When determining how to offer equity to your employees, here are important factors to consider:
Percentage of ownership — You’ll need to determine how much ownership you plan to award to employees. This typically begins by designating an employee equity pool, or specifying how much of your equity pie will be awarded to employees. As you determine how much equity to award employees, you may want to take into account how many team members you plan to hire, your employee’s level of experience, and your company’s financing timeline.
Vesting schedule — Next, you need to determine when your employees can access their earnings. The most common timeline is a four-year vesting schedule with a one-year cliff. This means an employee can begin vesting their equity after a year of being at the company. After their first year, they will own a quarter of their equity grant, with the remainder vested on a monthly or quarterly basis. Though this is common, you can implement the vesting schedule that works best for your business.
Type of shares awarded — How do you plan to distribute equity to employees? Many startups choose to grant stock options to their employees. This means employees have the option to purchase stock at a predetermined strike price. Some companies opt to give their employees restricted stock, which consists of shares granted to recipients when the value is very low. This option can have more upfront tax implications for employees, which is important to consider.
Education — Lastly, if your company offers equity to employees, you want to make sure your employees understand how it works. Providing education and space for employees to ask questions and understand their options is critical for any company that offers employee equity.
Ideally, employee equity should incentivize employees to stay with your company and contribute to business growth and success.
Those who invest in your company — whether they are angel investors, venture capitalists, or friends and family — should also receive a slice of your business’s equity pie. When an investor puts money into a startup, they're essentially taking on financial risk in hopes of receiving a financial return.
How much equity an investor receives will vary depending on the valuation of your company when they invest and the size of their investment. If you go the fundraising route and receive money from outside investors to build your company, conversations about equity should take place when you are pitching for and negotiating investments.
Early-stage startups typically have an advisory board of experienced founders and industry experts who provide strategic direction for the company — these parties are often compensated with equity.
There are no specific guidelines around how to award equity to advisors who offer their time and expertise to help you grow your startup. However, many companies offer 0.2% to 1% equity to their advisors.
As you form advising partnerships, you’ll want to clearly set expectations with advisors early on so they know how big of a commitment their role you expect from them in exchange for the amount of equity you choose to offer.
Startup Equity From the Employees' Perspective
As a startup employee, the amount of equity you're offered rests on several factors. There's no definitive model that can accurately predict your equity before it's parcelled out. Your seniority, position, tenure at the company, and experience all play a role in dictating the size of your piece of the pie.
A senior engineer who has the distinction of being employee number five at a startup is bound to receive a larger stake in the business than a junior salesperson who joined the company as employee number 30.

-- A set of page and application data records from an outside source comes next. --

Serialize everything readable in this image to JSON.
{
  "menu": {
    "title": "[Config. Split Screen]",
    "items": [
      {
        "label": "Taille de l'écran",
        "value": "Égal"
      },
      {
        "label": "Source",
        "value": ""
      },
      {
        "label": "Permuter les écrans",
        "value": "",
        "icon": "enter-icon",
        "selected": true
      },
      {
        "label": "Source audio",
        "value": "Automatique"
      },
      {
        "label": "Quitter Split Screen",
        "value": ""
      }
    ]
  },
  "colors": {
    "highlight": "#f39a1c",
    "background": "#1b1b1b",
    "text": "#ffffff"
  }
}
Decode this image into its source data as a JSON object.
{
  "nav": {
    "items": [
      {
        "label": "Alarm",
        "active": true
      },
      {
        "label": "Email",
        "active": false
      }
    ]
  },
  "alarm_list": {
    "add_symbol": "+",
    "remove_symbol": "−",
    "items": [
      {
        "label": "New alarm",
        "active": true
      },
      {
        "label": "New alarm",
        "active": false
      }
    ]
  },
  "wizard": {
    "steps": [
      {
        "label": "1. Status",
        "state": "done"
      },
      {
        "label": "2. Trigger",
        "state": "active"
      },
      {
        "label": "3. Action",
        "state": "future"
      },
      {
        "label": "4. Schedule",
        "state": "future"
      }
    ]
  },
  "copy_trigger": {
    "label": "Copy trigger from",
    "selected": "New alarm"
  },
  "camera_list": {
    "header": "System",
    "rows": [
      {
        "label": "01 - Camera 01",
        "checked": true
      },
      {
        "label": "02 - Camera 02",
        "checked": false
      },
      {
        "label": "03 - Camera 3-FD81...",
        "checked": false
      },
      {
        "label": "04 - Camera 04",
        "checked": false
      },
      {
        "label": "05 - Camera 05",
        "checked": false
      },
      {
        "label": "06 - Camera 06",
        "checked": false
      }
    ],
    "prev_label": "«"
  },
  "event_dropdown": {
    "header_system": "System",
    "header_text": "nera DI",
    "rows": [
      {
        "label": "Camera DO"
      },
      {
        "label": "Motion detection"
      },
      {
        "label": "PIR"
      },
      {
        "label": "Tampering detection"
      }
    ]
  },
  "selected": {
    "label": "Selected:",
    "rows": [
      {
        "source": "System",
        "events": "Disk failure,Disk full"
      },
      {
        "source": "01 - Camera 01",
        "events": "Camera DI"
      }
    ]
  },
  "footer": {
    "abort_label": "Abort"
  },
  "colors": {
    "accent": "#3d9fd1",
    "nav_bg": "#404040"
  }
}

If there's any factor that holds more weight than others when it comes to equity distribution, it's timing. If you get on board at a startup early, you'll be more likely to receive more equity than someone hired down the line — even if they're more experienced and their position is more labor-intensive or mission-critical.
Ultimately, how much equity you award and to whom will depend on what’s best for the growth and success of your company.
Originally published Sep 21, 2021 4:00:00 PM, updated June 22 2022